Hillary Clinton opposes new Iran sanctions
Former Secretary of State Hillary Rodham Clinton said she was opposed to new Iran sanctions and urged Congress to give negotiations space to succeed.
“As President Obama has said, we must give diplomacy a chance to succeed, while keeping all options on the table,” Clinton said in a letter solicited by Sen. Carl Levin (D-Mich.), the chairman of the Senate Armed Forces Committee and a preeminent opponent of new sanctions under consideration in Congress.
“The U.S. intelligence community has assessed that imposing new unilateral sanctions now ‘would undermine the prospects for a comprehensive nuclear agreement with Iran’,” she said in the Jan. 26 letter released Sunday by Levin’s office. “I share that view.”
The statement by Clinton, until a year ago the secretary of state and before that a senator from New York and also first lady, is significant because she is potentially a presidential candidate in the 2016 elections and – like Levin – is seen as among the Democrats closest to the pro-Israel community.
The American Jewish Congress, led by Jack Rosen, a major donor to past presidential campaigns, is hosting a dinner in Clinton’s honor next month in New York.
Sens. Robert Menendez (D-N.J.) and Mark Kirk (R-Ill.) proposed the new sanctions, which have received vigorous support from much of the pro-Israel community, notably the American Israel Public Affairs Committee.
Introduced in December, the bill at first drew substantial Democratic support, but it has waned in recent weeks.
Proponents of the sanctions say they would strengthen the West’s hands in the talks with Iran.
New congressional sanctions, Clinton said, would collapse the international alliance that brought Iran to talks underway with the major powers aimed at stopping Iran from obtaining a nuclear weapon.

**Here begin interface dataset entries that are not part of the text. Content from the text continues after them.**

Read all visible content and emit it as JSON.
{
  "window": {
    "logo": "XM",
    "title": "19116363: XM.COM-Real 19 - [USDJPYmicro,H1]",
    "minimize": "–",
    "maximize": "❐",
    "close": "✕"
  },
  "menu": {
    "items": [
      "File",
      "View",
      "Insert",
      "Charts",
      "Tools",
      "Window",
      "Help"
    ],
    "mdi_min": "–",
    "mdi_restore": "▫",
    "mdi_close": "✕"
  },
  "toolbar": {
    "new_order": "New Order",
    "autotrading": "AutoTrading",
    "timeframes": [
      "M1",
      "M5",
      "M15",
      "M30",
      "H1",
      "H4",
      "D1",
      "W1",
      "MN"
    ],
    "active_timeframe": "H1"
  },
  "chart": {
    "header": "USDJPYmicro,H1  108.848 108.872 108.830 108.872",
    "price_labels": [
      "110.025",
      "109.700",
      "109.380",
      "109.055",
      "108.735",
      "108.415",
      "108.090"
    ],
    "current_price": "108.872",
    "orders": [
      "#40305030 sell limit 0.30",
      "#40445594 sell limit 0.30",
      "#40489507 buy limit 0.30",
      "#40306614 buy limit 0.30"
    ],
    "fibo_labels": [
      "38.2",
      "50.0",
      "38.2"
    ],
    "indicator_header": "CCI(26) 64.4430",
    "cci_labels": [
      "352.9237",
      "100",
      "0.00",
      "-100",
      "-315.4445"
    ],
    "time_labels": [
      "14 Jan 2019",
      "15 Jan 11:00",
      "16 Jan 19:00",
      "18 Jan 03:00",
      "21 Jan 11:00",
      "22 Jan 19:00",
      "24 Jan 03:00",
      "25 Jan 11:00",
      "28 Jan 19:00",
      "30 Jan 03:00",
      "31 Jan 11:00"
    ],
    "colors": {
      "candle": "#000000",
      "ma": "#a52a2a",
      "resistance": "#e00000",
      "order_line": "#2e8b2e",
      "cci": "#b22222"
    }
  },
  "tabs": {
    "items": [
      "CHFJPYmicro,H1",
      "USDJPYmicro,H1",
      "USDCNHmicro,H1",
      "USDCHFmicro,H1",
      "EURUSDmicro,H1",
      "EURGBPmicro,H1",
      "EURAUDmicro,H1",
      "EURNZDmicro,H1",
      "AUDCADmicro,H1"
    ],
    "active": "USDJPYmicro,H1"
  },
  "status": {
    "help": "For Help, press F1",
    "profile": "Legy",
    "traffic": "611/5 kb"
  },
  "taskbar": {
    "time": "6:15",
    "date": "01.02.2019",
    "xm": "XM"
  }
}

Obama opposes the new sanctions and has said he would veto them.
Levin thanked Clinton for her letter in a statement on his website.

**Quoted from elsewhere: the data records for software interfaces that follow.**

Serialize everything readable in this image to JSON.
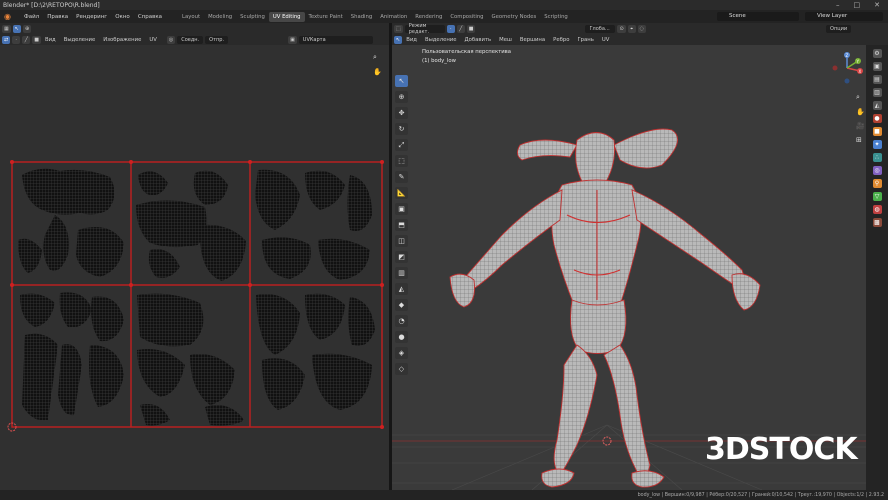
{
  "window": {
    "title": "Blender* [D:\\2\\RETOPO\\R.blend]"
  },
  "menu": [
    "Файл",
    "Правка",
    "Рендеринг",
    "Окно",
    "Справка"
  ],
  "workspaces": [
    {
      "label": "Layout",
      "active": false
    },
    {
      "label": "Modeling",
      "active": false
    },
    {
      "label": "Sculpting",
      "active": false
    },
    {
      "label": "UV Editing",
      "active": true
    },
    {
      "label": "Texture Paint",
      "active": false
    },
    {
      "label": "Shading",
      "active": false
    },
    {
      "label": "Animation",
      "active": false
    },
    {
      "label": "Rendering",
      "active": false
    },
    {
      "label": "Compositing",
      "active": false
    },
    {
      "label": "Geometry Nodes",
      "active": false
    },
    {
      "label": "Scripting",
      "active": false
    }
  ],
  "scene": {
    "label": "Scene",
    "view_layer": "View Layer"
  },
  "uv_editor": {
    "menu": [
      "Вид",
      "Выделение",
      "Изображение",
      "UV"
    ],
    "sync_label": "Соедн.",
    "snap_label": "Отпр.",
    "uvmap_label": "UVКарта"
  },
  "viewport3d": {
    "mode": "Режим редакт.",
    "menu": [
      "Вид",
      "Выделение",
      "Добавить",
      "Меш",
      "Вершина",
      "Ребро",
      "Грань",
      "UV"
    ],
    "orientation": "Глоба...",
    "options": "Опции",
    "perspective_label": "Пользовательская перспектива",
    "object_label": "(1) body_low"
  },
  "gizmo": {
    "x": "X",
    "y": "Y",
    "z": "Z"
  },
  "status": {
    "text": "body_low | Вершин:0/9,987 | Рёбер:0/20,527 | Граней:0/10,542 | Треуг.:19,970 | Objects:1/2 | 2.93.2"
  },
  "watermark": {
    "text_a": "3D",
    "text_b": "STOCK"
  }
}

“It makes clear Secretary Clinton’s belief that tough sanctions helped bring Iran to the negotiating table, and that Congress and the administration are poised to act if Iran violates its commitments or fails to negotiate in good faith toward a final agreement,” he said. “Her letter is another strong signal to Congress that we should not take any legislative action at this time that would damage international unity or play into the hands of hard-liners in Iran who oppose negotiations.”